Justice for Juan Baten from Tortilleria Chinantla
Focus on the Food Chain has been hard at work seeking justice in the crushing death of Juan Baten, who was killed while working in a Brooklyn tortilla factory. We've been working closely with Juan's widow, Rosario, to honor Juan's memory, hold his employer accountable, and to do everything in our power to make sure such a tragedy isn't repeated in New York's food supply chain.
This Thursday, January 24th will mark the second anniversary of the death of Juan Baten at the Tortilleria Chinantla tortilla factory in Brooklyn. At 5:00 in the evening, we will be gathering for a public candlelight vigil in front of the factory, which is located at 975 Grand Street in the Williamsburg section of Brooklyn.
Sentencing for Erasmo Ponce, the owner of Tortilleria Chinantla, has been delayed until July 8, 2013. Ponce was due to be sentenced in early January for workplace crimes uncovered after the death of Juan Baten. On January 24, 2011, Juan Baten was crushed to death by a tortilla dough mixing machine. A simple, inexpensive, and legally mandated machine guard would have saved Juan Baten's life. Erasmo Ponce pleaded guilty in June 2012 to payroll and workers compensation violations. He is expected to receive 90 days in jail and pay $400,000 in restitution.

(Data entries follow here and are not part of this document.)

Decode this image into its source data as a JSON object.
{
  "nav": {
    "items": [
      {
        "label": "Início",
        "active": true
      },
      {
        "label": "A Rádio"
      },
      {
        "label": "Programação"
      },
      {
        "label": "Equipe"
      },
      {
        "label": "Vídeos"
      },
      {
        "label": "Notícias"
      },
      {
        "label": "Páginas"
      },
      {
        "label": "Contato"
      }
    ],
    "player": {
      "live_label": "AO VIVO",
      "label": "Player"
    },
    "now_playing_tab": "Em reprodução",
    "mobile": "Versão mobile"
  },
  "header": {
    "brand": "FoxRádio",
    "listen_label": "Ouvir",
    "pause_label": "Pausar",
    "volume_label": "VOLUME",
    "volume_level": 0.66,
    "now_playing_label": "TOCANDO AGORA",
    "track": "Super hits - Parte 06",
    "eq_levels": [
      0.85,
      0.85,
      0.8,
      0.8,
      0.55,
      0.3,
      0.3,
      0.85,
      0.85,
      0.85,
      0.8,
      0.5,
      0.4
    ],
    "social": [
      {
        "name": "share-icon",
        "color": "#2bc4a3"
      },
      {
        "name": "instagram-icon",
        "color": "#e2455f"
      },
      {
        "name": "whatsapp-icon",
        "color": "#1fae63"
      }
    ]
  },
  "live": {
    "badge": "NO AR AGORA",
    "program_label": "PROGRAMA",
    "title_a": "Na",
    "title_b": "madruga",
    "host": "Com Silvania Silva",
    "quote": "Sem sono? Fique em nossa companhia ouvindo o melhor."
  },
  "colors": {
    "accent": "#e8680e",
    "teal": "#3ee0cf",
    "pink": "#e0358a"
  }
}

The owner of a Brooklyn tortilla factory where a worker was crushed to death has been charged with filing false tax documents and not paying employees overtime. Erasmo Ponce, who is also accused of not paying for worker’s compensation insurance, was arrested Tuesday and released without bail. He could not be reached for comment on the charges brought by Attorney General Eric Schneiderman.

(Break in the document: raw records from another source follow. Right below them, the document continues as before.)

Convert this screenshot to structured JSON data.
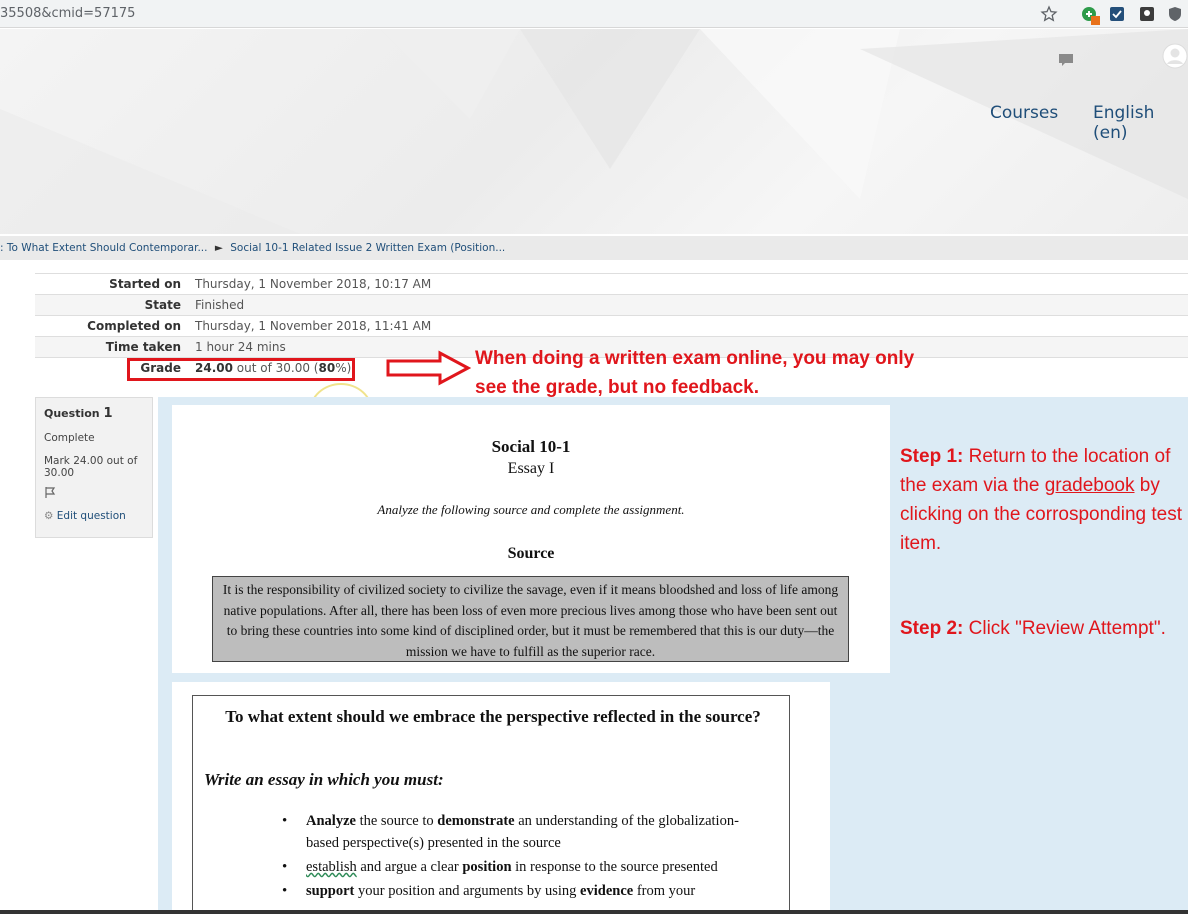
{
  "browser": {
    "url_fragment": "35508&cmid=57175",
    "icons": [
      "star-icon",
      "extension-badge-icon",
      "extension-icon-2",
      "extension-icon-3",
      "shield-extension-icon"
    ],
    "extension_badge": "1"
  },
  "header": {
    "nav": {
      "courses": "Courses",
      "language": "English (en)"
    },
    "icons": [
      "chat-icon",
      "user-avatar-icon"
    ]
  },
  "breadcrumb": {
    "item1": ": To What Extent Should Contemporar...",
    "separator": "►",
    "item2": "Social 10-1 Related Issue 2 Written Exam (Position..."
  },
  "summary": {
    "rows": [
      {
        "label": "Started on",
        "value": "Thursday, 1 November 2018, 10:17 AM"
      },
      {
        "label": "State",
        "value": "Finished"
      },
      {
        "label": "Completed on",
        "value": "Thursday, 1 November 2018, 11:41 AM"
      },
      {
        "label": "Time taken",
        "value": "1 hour 24 mins"
      }
    ],
    "grade": {
      "label": "Grade",
      "score": "24.00",
      "mid": " out of 30.00 (",
      "percent": "80",
      "end": "%)"
    }
  },
  "annotations": {
    "note1": "When doing a written exam online, you may only see the grade, but no feedback.",
    "step1_label": "Step 1:",
    "step1_pre": " Return to the location of the exam via the ",
    "step1_link": "gradebook",
    "step1_post": " by clicking on the corrosponding test item.",
    "step2_label": "Step 2:",
    "step2_text": " Click \"Review Attempt\".",
    "accent_color": "#e0161c"
  },
  "question_info": {
    "question_label": "Question",
    "question_number": "1",
    "status": "Complete",
    "mark": "Mark 24.00 out of 30.00",
    "edit_label": "Edit question"
  },
  "exam": {
    "title": "Social 10-1",
    "subtitle": "Essay I",
    "instruction": "Analyze the following source and complete the assignment.",
    "source_heading": "Source",
    "source_text": "It is the responsibility of civilized society to civilize the savage, even if it means bloodshed and loss of life among native populations. After all, there has been loss of even more precious lives among those who have been sent out to bring these countries into some kind of disciplined order, but it must be remembered that this is our duty—the mission we have to fulfill as the superior race.",
    "prompt": "To what extent should we embrace the perspective reflected in the source?",
    "write_heading": "Write an essay in which you must:",
    "bullets": [
      {
        "b1": "Analyze",
        "t1": " the source to ",
        "b2": "demonstrate",
        "t2": " an understanding of the globalization-based perspective(s) presented in the source"
      },
      {
        "u1": "establish",
        "t1": " and argue a clear ",
        "b2": "position",
        "t2": " in response to the source presented"
      },
      {
        "b1": "support",
        "t1": " your position and arguments by using ",
        "b2": "evidence",
        "t2": " from your"
      }
    ]
  }
}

Focus on the Food Chain is very gratified that tortilla factory owner Erasmo Ponce has been brought to justice in a case stemming from the workplace death of Juan Baten. While nothing will bring Juan Baten back to his widow and daughter, this arrest is an important step forward toward accountability in New York City's food processing industry, where reckless disregard for worker health & safety is increasingly the norm. Juan Baten started working at the Chinantla tortilla factory at age sixteen, working as much as twelve hours a day, six days a week. OSHA, the federal workplace safety agency, concluded that Mr. Baten would not have been crushed to death in a mixing machine had the employer installed a simple and legally required machine guard.
Focus on the Food Chain has been hard at work seeking justice in the crushing death of Juan Baten, who was killed just over a year ago in a Brooklyn tortilla factory. We've been working closely with Juan's widow, Rosario, to honor Juan's memory, hold his employer accountable, and to do everything in our power to make sure such a tragedy isn't repeated in New York's food supply chain.
Rosario Ramirez lost her husband Juan Baten after he was crushed to death at a Brooklyn tortilla factory.
Rosario and her seven-month old daughter are in need of financial support to avoid eviction, put food on the table, and keep the utilities on.
Please take a moment to make an online contribution and help ensure Rosario and her daughter can persevere through these days of grief.
When many people think of Williamsburg, Brooklyn, it's the fashionable boutiques, music scene, and hip bars that come to mind. But for thousands of recent immigrants, the eastern section of Williamsburg is where you go to find work in food processing and distribution factories that service many of New York City's markets and restaurants. If you've ever eaten a meal in New York, you can be assured that you've consumed food that has been produced and distributed through one of these food companies and those in a few adjacent neighborhoods.
We are deeply saddened by the killing early this morning of a young immigrant worker, Juan Baten, at a non-union Brooklyn food processing facility, and are extremely concerned about how workplace conditions may have led to his death. While it's too soon to make specific conclusions about the crushing death at the Chinantla tortilla factory, Focus on the Food Chain organizers report that the workplace appears emblematic of the adverse conditions facing immigrant workers in a large swath of processing and distribution companies that supply food products to many of New York City's markets and restaurants.